The disclosure isn’t a replacement for a home inspection, but it might bring to light issues that you have an inspector take a closer look at.
Disclosures only require sellers to share the issues with the house that they’re aware of. There’s still the potential for there to be hidden problems.
A purchase offer will have a deadline for sellers to provide disclosures and details on the number of days a buyer has to review them.
Then, the offer should also have details on the buyer’s right to change their mind or back out based on the disclosures.
Seller’s disclosure requirements, as mentioned, vary depending on your state. Some of the common issues they often include are:
- Leaks or roof problems
- Previous flooding or water leaks in the basement
- Foundation cracks or defects
- Issues with the air conditioning, heating, or plumbing systems
- Defects in doors, floors, walls, or windows
- Sewer or septic system problems
- Infestations by wood-destroying insects or damage
- Unsafe conditions related to lead, asbestos, or radon
- Boundary disputes
While most disclosure guidelines are set at the state level, under federal law, if you’re selling a home built before 1978, you have to disclose that paint may be lead-based. 1978 is the year lead-based paint was banned for consumer use.
A seller of a home built before 1978 would also have to give buyers an EPA pamphlet about protecting their family from lead in the house and give buyers ten days to do a paint inspection or risk assessment for lead-based paint.
What to Look for In a Disclosure
If you’re a buyer, you may feel a little overwhelmed by the seller’s disclosure, and again, this is where a good agent can help you. If you aren’t sure about anything, don’t be afraid to ask.
One issue to watch for is mold or water damage.
Termite damage is another red flag. If termites aren’t taken care of, it can significantly impact a home’s structure, and a homeowner’s policy often won’t cover this damage.
Some states require that sellers identify if their property is part of a FEMA-designated floodplain. If this isn’t required in your state, you should look into it independently.
What Does Caveat Emptor Mean?
Finally, caveat emptor is Latin for “let the buyer beware.” In real estate, this means that it’s up to the buyer to be fully aware of any issues with the home.
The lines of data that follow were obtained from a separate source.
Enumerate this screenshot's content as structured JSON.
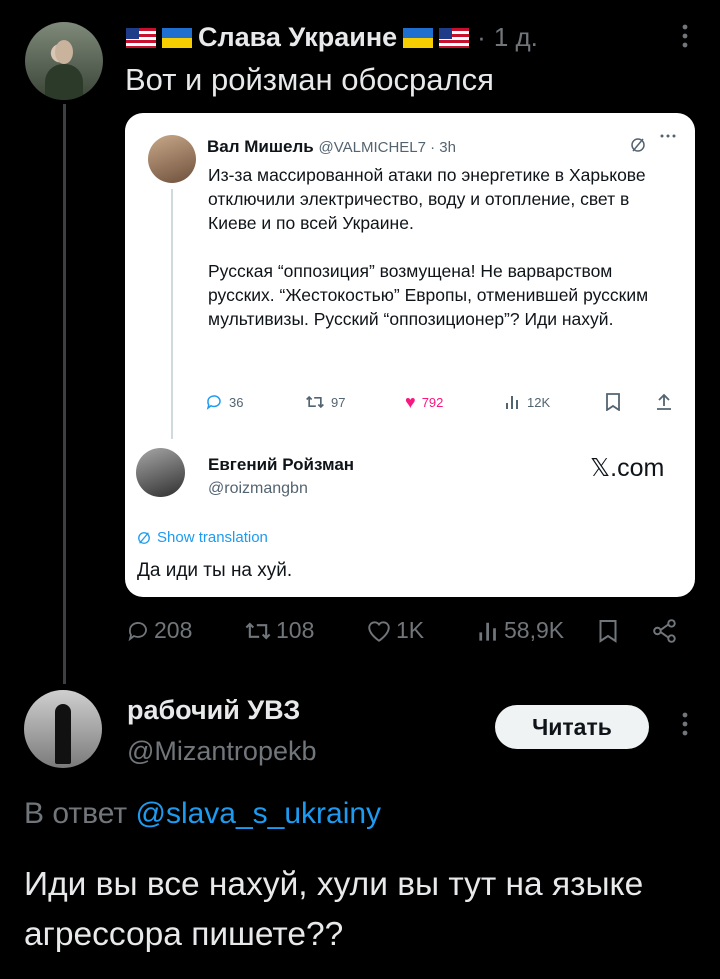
{
  "tweet1": {
    "author_name": "Слава Украине",
    "time": "1 д.",
    "text": "Вот и ройзман обосрался",
    "quote": {
      "author_name": "Вал Мишель",
      "handle_time": "@VALMICHEL7 · 3h",
      "paragraph1": "Из-за массированной атаки по энергетике в Харькове отключили электричество, воду и отопление, свет в Киеве и по всей Украине.",
      "paragraph2": "Русская “оппозиция” возмущена! Не варварством русских. “Жестокостью” Европы, отменившей русским мультивизы. Русский “оппозиционер”? Иди нахуй.",
      "stats": {
        "replies": "36",
        "reposts": "97",
        "likes": "792",
        "views": "12K"
      },
      "reply_author_name": "Евгений Ройзман",
      "reply_handle": "@roizmangbn",
      "source": "𝕏.com",
      "translate_label": "Show translation",
      "reply_text": "Да иди ты на хуй."
    },
    "actions": {
      "replies": "208",
      "reposts": "108",
      "likes": "1K",
      "views": "58,9K"
    }
  },
  "tweet2": {
    "author_name": "рабочий УВЗ",
    "handle": "@Mizantropekb",
    "follow_label": "Читать",
    "reply_prefix": "В ответ",
    "reply_mention": "@slava_s_ukrainy",
    "text": "Иди вы все нахуй, хули вы тут на языке агрессора пишете??"
  },
  "colors": {
    "background": "#000000",
    "text": "#e7e9ea",
    "muted": "#71767b",
    "link": "#1d9bf0",
    "like": "#f91880"
  },
  "icons": [
    "flag-us-icon",
    "flag-ua-icon",
    "more-icon",
    "reply-icon",
    "repost-icon",
    "like-icon",
    "views-icon",
    "bookmark-icon",
    "share-icon",
    "grok-icon"
  ]
}
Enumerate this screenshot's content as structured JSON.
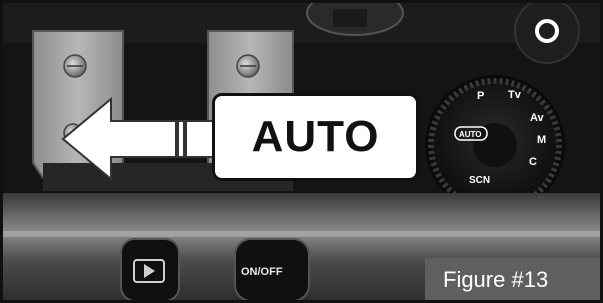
{
  "callout": {
    "label": "AUTO"
  },
  "figure": {
    "label": "Figure #13"
  },
  "dial": {
    "modes": [
      "P",
      "Tv",
      "Av",
      "M",
      "C",
      "SCN",
      "AUTO"
    ]
  },
  "buttons": {
    "power_label": "ON/OFF"
  },
  "colors": {
    "callout_bg": "#ffffff",
    "label_bg": "#5f5f5f",
    "arrow": "#ffffff",
    "plate": "#a9a9a9"
  }
}
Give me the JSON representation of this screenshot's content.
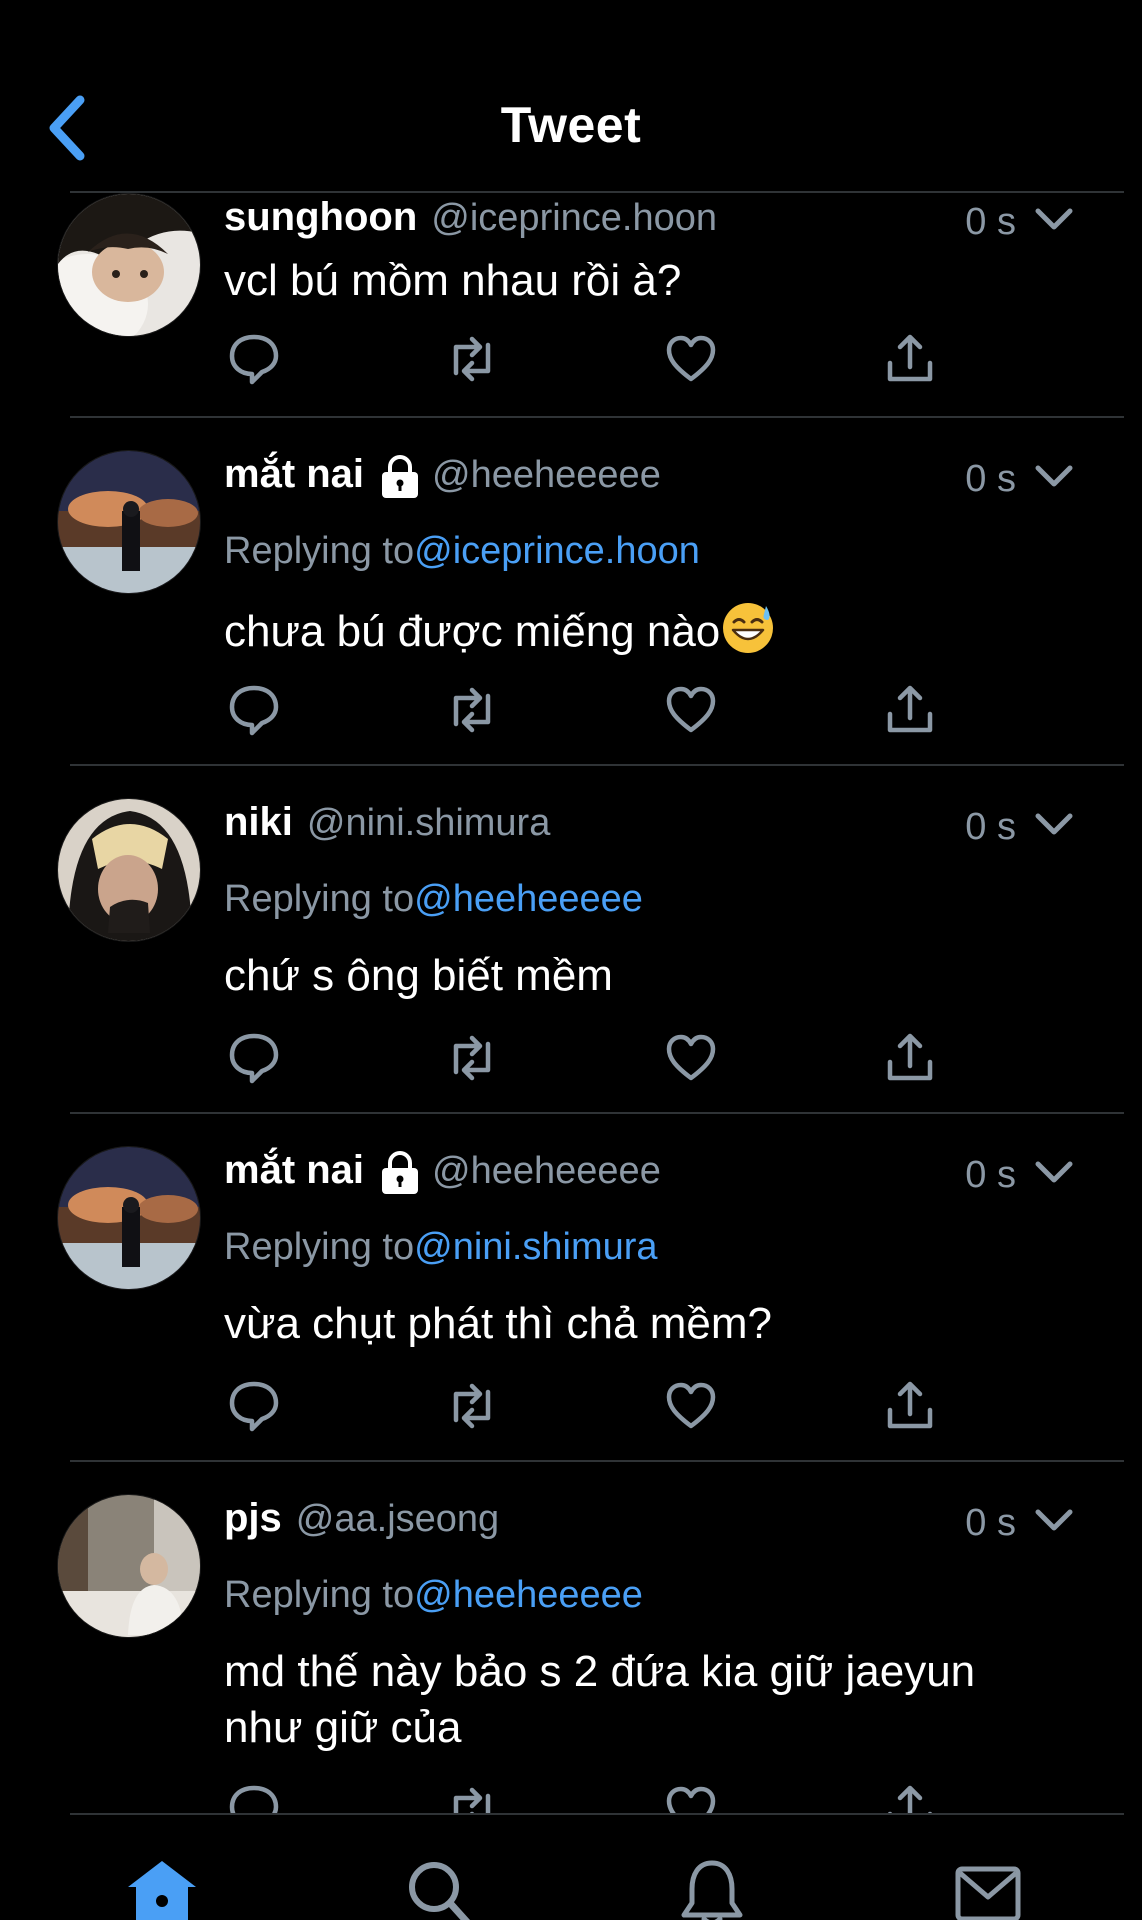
{
  "header": {
    "title": "Tweet"
  },
  "colors": {
    "background": "#000000",
    "text": "#ffffff",
    "muted": "#8b98a5",
    "link": "#4a9ff5",
    "divider": "#2f3336",
    "icon": "#8b98a5"
  },
  "tweets": [
    {
      "display_name": "sunghoon",
      "handle": "@iceprince.hoon",
      "locked": false,
      "time": "0 s",
      "reply_prefix": "",
      "reply_to": "",
      "text": "vcl bú mồm nhau rồi à?",
      "text_line2": "",
      "emoji": ""
    },
    {
      "display_name": "mắt nai",
      "handle": "@heeheeeee",
      "locked": true,
      "time": "0 s",
      "reply_prefix": "Replying to",
      "reply_to": "@iceprince.hoon",
      "text": "chưa bú được miếng nào",
      "text_line2": "",
      "emoji": "sweat-smile-emoji"
    },
    {
      "display_name": "niki",
      "handle": "@nini.shimura",
      "locked": false,
      "time": "0 s",
      "reply_prefix": "Replying to",
      "reply_to": "@heeheeeee",
      "text": "chứ s ông biết mềm",
      "text_line2": "",
      "emoji": ""
    },
    {
      "display_name": "mắt nai",
      "handle": "@heeheeeee",
      "locked": true,
      "time": "0 s",
      "reply_prefix": "Replying to",
      "reply_to": "@nini.shimura",
      "text": "vừa chụt phát thì chả mềm?",
      "text_line2": "",
      "emoji": ""
    },
    {
      "display_name": "pjs",
      "handle": "@aa.jseong",
      "locked": false,
      "time": "0 s",
      "reply_prefix": "Replying to",
      "reply_to": "@heeheeeee",
      "text": "md thế này bảo s 2 đứa kia giữ jaeyun",
      "text_line2": "như giữ của",
      "emoji": ""
    }
  ],
  "icons": {
    "back": "chevron-left-icon",
    "more": "chevron-down-icon",
    "lock": "lock-icon",
    "reply": "reply-bubble-icon",
    "retweet": "retweet-icon",
    "like": "heart-icon",
    "share": "share-icon",
    "home": "home-icon",
    "search": "search-icon",
    "notifications": "bell-icon",
    "messages": "mail-icon"
  },
  "tabbar": {
    "active": "home"
  }
}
If the disclosure laws in your state don’t require the seller to mention something, you have to figure it out on your own.
The only times you would have recourse as a buyer is if the seller intentionally sought to defraud you.
In general, it’s up to buyers to have a home inspected and follow up on issues before the transaction goes through.